A new generation of wildfires characterized by extreme behavior
The new fire policy in France appears successful for small fires, but not for large ones (photo: Greg Clarke, www.flickr.com)
Establishing new tactics and strategies for a better prevention and preparedness to face large fires has become a centerpiece of the European fire policy. Large and destructive wildfires are likely to increase in southern Europe due to changes in climate and landscape. Yet little is known about the return periods of large fires.
This also holds for southern France, where 2500 fires have been reported each year in the period 1994 to 2016. Together, they have burned approximately 12,000 ha annually, on average. Most of these fires are small. The largest fires (> 100 ha) represent only 1 % of the total number of fires. However, they account for approximately 70 % of the total burned area and they consume two-thirds of the total annual budget dedicated to civil protection against fire risk.
Change in fire extremes before and after 1994
The return period of these large fires, characterized by their burned area, has been quantified for southern France. This was done for two periods: 1973 - 1994 and 1995 – 2016. A new fire policy was set up in 1994 to reduce the likelihood of very large wildfires. This policy is based on improved prevention of fires, increased surveillance of forests, and a massive attack on all ignitions in order to prevent fire enlargement. Thus, by focusing on these two periods, the impact of this new fire policy can be assessed.
New policy: successful for small fires, but not for large ones
The assessment shows that the new fire policy is undoubtedly successful. The area that is burned on average every 5 years has significantly decreased. For very large fires (> 10,000 ha), for instance those with a return period of 50 years, this is not the case. Apparently, firemen cannot control many large fires. Despite the new suppression-oriented policy set up in 1994, very large fires can still occur in southern France, and especially in the regional hot spots of Corsica and Provence.

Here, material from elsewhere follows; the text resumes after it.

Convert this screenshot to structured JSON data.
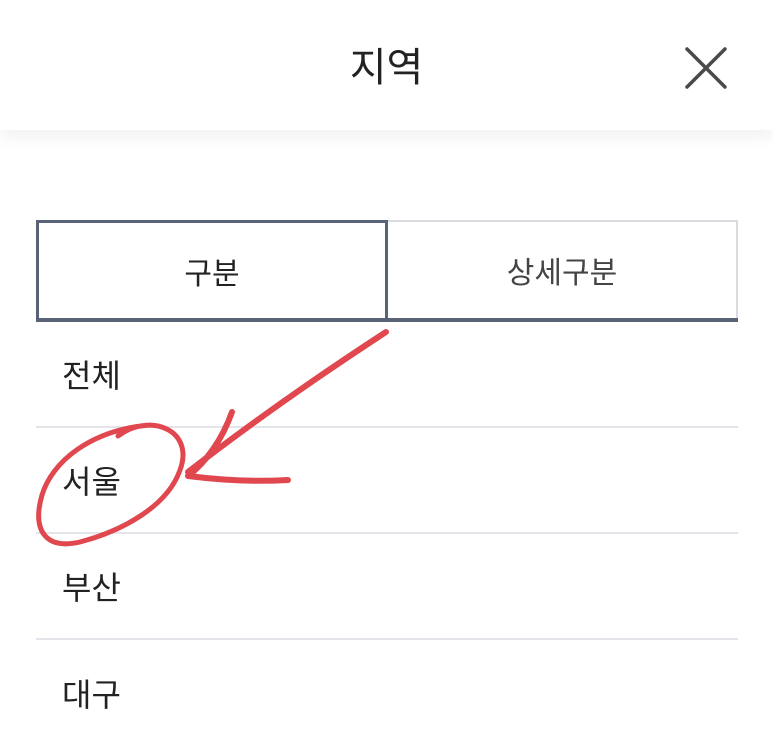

These fires, that cause most of the accidents or fatalities for fire crews, may belong to a new generation promoted by global changes.
A new generation of wildfires
Very large fires, generating high human, economic, and ecological damages, are a growing issue in southern Europe and almost worldwide. A combination of climate change, fuel accumulation, and increasing human pressure on ignitions in urbanized areas is the root cause for a new generation of wildfires characterized by extreme behavior. These new types of devastative fires are increasingly observed in southern Europe, and many of them are beyond the present suppression capacity. They often display eruptive or erratic behaviors. Recent studies in southern France have shown that new combinations of prolonged droughts, heat waves, and windy periods lead to a higher frequency of such extreme fire events.
Massive aerial and ground forces for fire suppression may not be sufficient to control extreme wildfire events. Managing landscapes and fuels, limiting unwanted ignitions, and the participation of the public in self-protection (i.e., tackling the root causes of fire risk) are key to leverage fire risk in the long term.
Source: Evin et al., 2018. Natural Hazards and Earth System Sciences 18: 2641 - 2651.